Determine how many lines of the data include the word "tooltip", and write only that number.
BEGIN GIVEN ENTRIES
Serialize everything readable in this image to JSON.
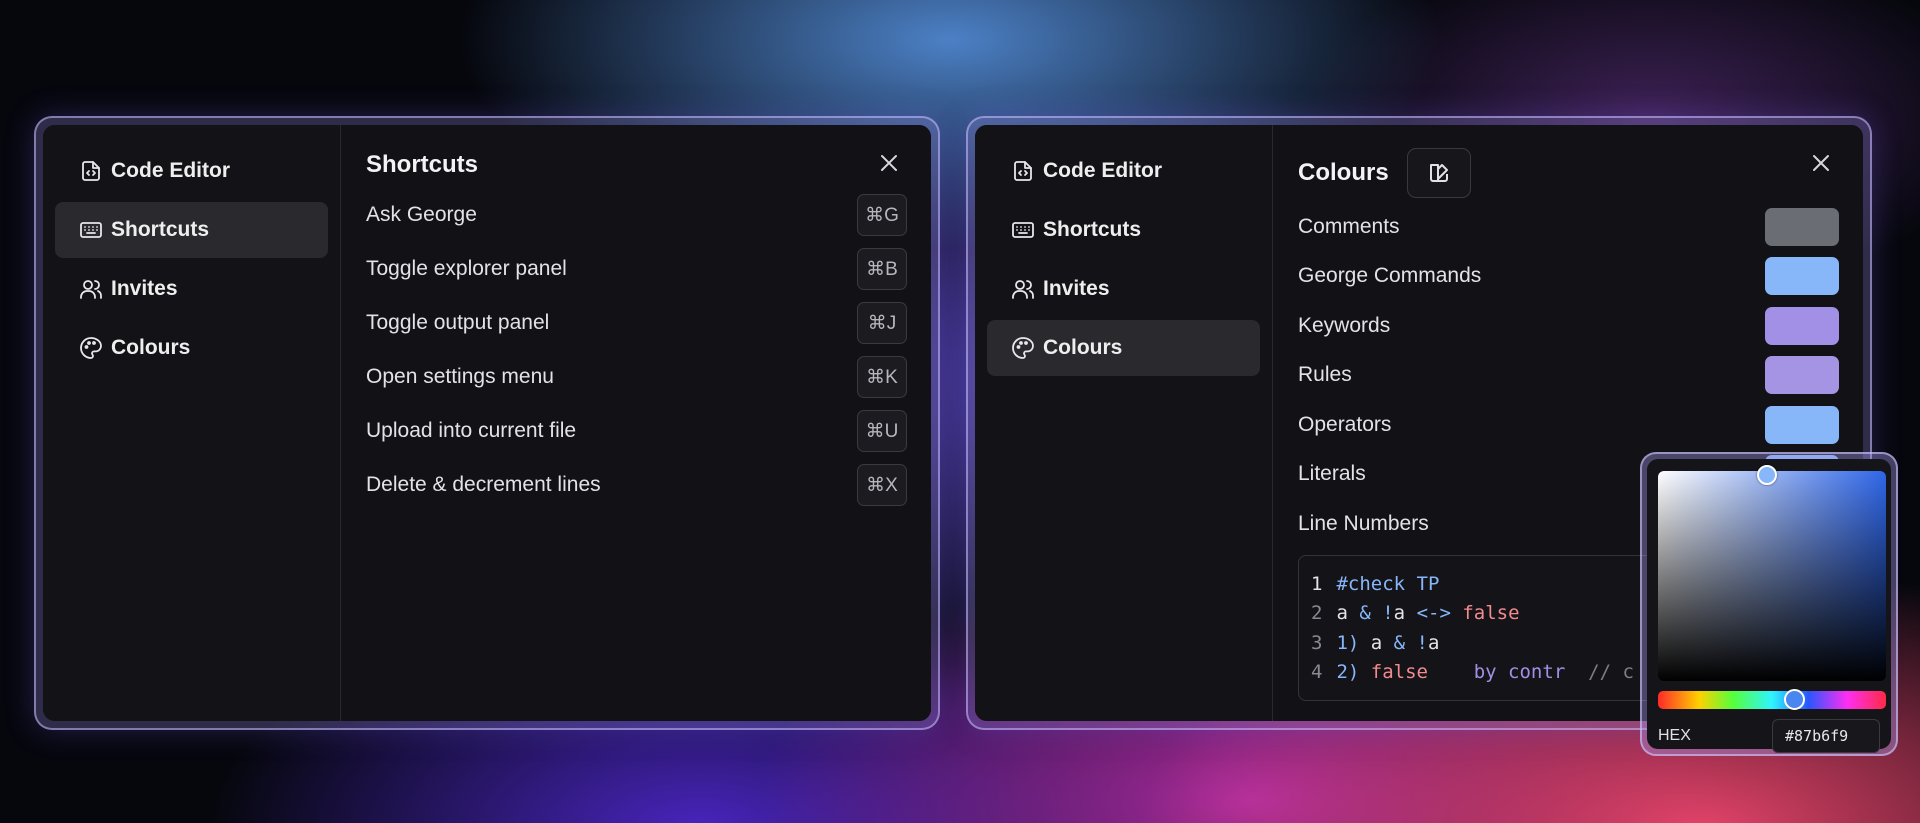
{
  "left_window": {
    "sidebar": [
      {
        "label": "Code Editor",
        "icon": "file-code-icon"
      },
      {
        "label": "Shortcuts",
        "icon": "keyboard-icon",
        "active": true
      },
      {
        "label": "Invites",
        "icon": "users-icon"
      },
      {
        "label": "Colours",
        "icon": "palette-icon"
      }
    ],
    "title": "Shortcuts",
    "shortcuts": [
      {
        "label": "Ask George",
        "key": "⌘G"
      },
      {
        "label": "Toggle explorer panel",
        "key": "⌘B"
      },
      {
        "label": "Toggle output panel",
        "key": "⌘J"
      },
      {
        "label": "Open settings menu",
        "key": "⌘K"
      },
      {
        "label": "Upload into current file",
        "key": "⌘U"
      },
      {
        "label": "Delete & decrement lines",
        "key": "⌘X"
      }
    ]
  },
  "right_window": {
    "sidebar": [
      {
        "label": "Code Editor",
        "icon": "file-code-icon"
      },
      {
        "label": "Shortcuts",
        "icon": "keyboard-icon"
      },
      {
        "label": "Invites",
        "icon": "users-icon"
      },
      {
        "label": "Colours",
        "icon": "palette-icon",
        "active": true
      }
    ],
    "title": "Colours",
    "colours": [
      {
        "label": "Comments",
        "color": "#6b6d74"
      },
      {
        "label": "George Commands",
        "color": "#87b6f9"
      },
      {
        "label": "Keywords",
        "color": "#a28fe6"
      },
      {
        "label": "Rules",
        "color": "#a593e3"
      },
      {
        "label": "Operators",
        "color": "#87b6f9"
      },
      {
        "label": "Literals",
        "color": "#87b6f9"
      },
      {
        "label": "Line Numbers",
        "color": "#6b6d74"
      }
    ],
    "code_lines": [
      {
        "num": "1",
        "tokens": [
          {
            "t": "#check TP",
            "c": "#87b6f9"
          }
        ]
      },
      {
        "num": "2",
        "tokens": [
          {
            "t": "a ",
            "c": "#e4e4e7"
          },
          {
            "t": "& !",
            "c": "#87b6f9"
          },
          {
            "t": "a ",
            "c": "#e4e4e7"
          },
          {
            "t": "<-> ",
            "c": "#87b6f9"
          },
          {
            "t": "false",
            "c": "#f28b8f"
          }
        ]
      },
      {
        "num": "3",
        "tokens": [
          {
            "t": "1) ",
            "c": "#87b6f9"
          },
          {
            "t": "a ",
            "c": "#e4e4e7"
          },
          {
            "t": "& !",
            "c": "#87b6f9"
          },
          {
            "t": "a",
            "c": "#e4e4e7"
          }
        ]
      },
      {
        "num": "4",
        "tokens": [
          {
            "t": "2) ",
            "c": "#87b6f9"
          },
          {
            "t": "false",
            "c": "#f28b8f"
          },
          {
            "t": "    by contr",
            "c": "#a28fe6"
          },
          {
            "t": "  // c",
            "c": "#7c7d85"
          }
        ]
      }
    ]
  },
  "color_picker": {
    "hex_label": "HEX",
    "hex_value": "#87b6f9"
  }
}
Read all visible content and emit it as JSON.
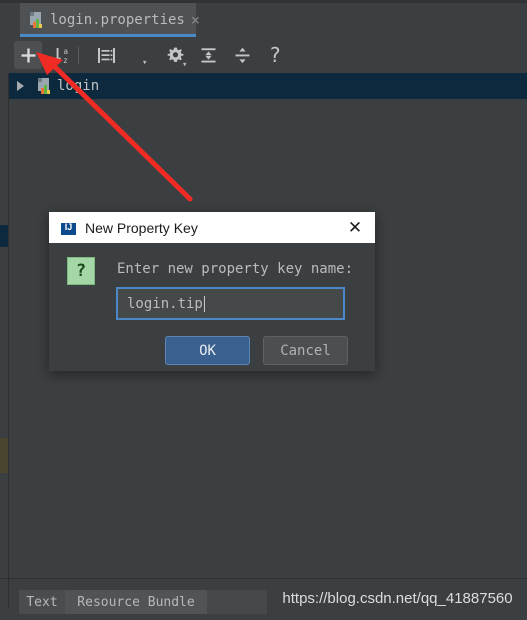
{
  "window": {
    "theme_bg": "#3c3f41",
    "accent": "#4a88c7"
  },
  "editor_tabs": [
    {
      "label": "login.properties",
      "icon": "properties-file-icon",
      "close_label": "×",
      "selected": true
    }
  ],
  "gutter": {
    "line_number": "0"
  },
  "toolbar": {
    "buttons": [
      {
        "name": "add-property-button",
        "icon": "plus-icon",
        "tooltip": "Add Property"
      },
      {
        "name": "sort-button",
        "icon": "sort-az-icon",
        "tooltip": "Sort"
      },
      {
        "name": "show-text-button",
        "icon": "document-list-icon",
        "tooltip": "Show Properties"
      },
      {
        "name": "settings-button",
        "icon": "gear-icon",
        "tooltip": "Settings"
      },
      {
        "name": "expand-all-button",
        "icon": "expand-all-icon",
        "tooltip": "Expand All"
      },
      {
        "name": "collapse-all-button",
        "icon": "collapse-all-icon",
        "tooltip": "Collapse All"
      },
      {
        "name": "help-button",
        "icon": "question-mark-icon",
        "label": "?"
      }
    ]
  },
  "tree": {
    "rows": [
      {
        "label": "login",
        "icon": "properties-file-icon",
        "expander": "collapsed-triangle",
        "selected": true
      }
    ]
  },
  "dialog": {
    "title": "New Property Key",
    "title_icon": "intellij-idea-icon",
    "title_icon_text": "IJ",
    "close_label": "✕",
    "message_icon": "question-icon",
    "message_icon_glyph": "?",
    "message": "Enter new property key name:",
    "input": {
      "value": "login.tip",
      "placeholder": ""
    },
    "buttons": {
      "ok": "OK",
      "cancel": "Cancel"
    }
  },
  "bottom_tabs": [
    {
      "label": "Text",
      "selected": false
    },
    {
      "label": "Resource Bundle",
      "selected": true
    }
  ],
  "watermark": {
    "text": "https://blog.csdn.net/qq_41887560"
  },
  "annotation": {
    "arrow_color": "#ef2b24"
  }
}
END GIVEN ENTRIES
**EXPECTED ANSWER:** 6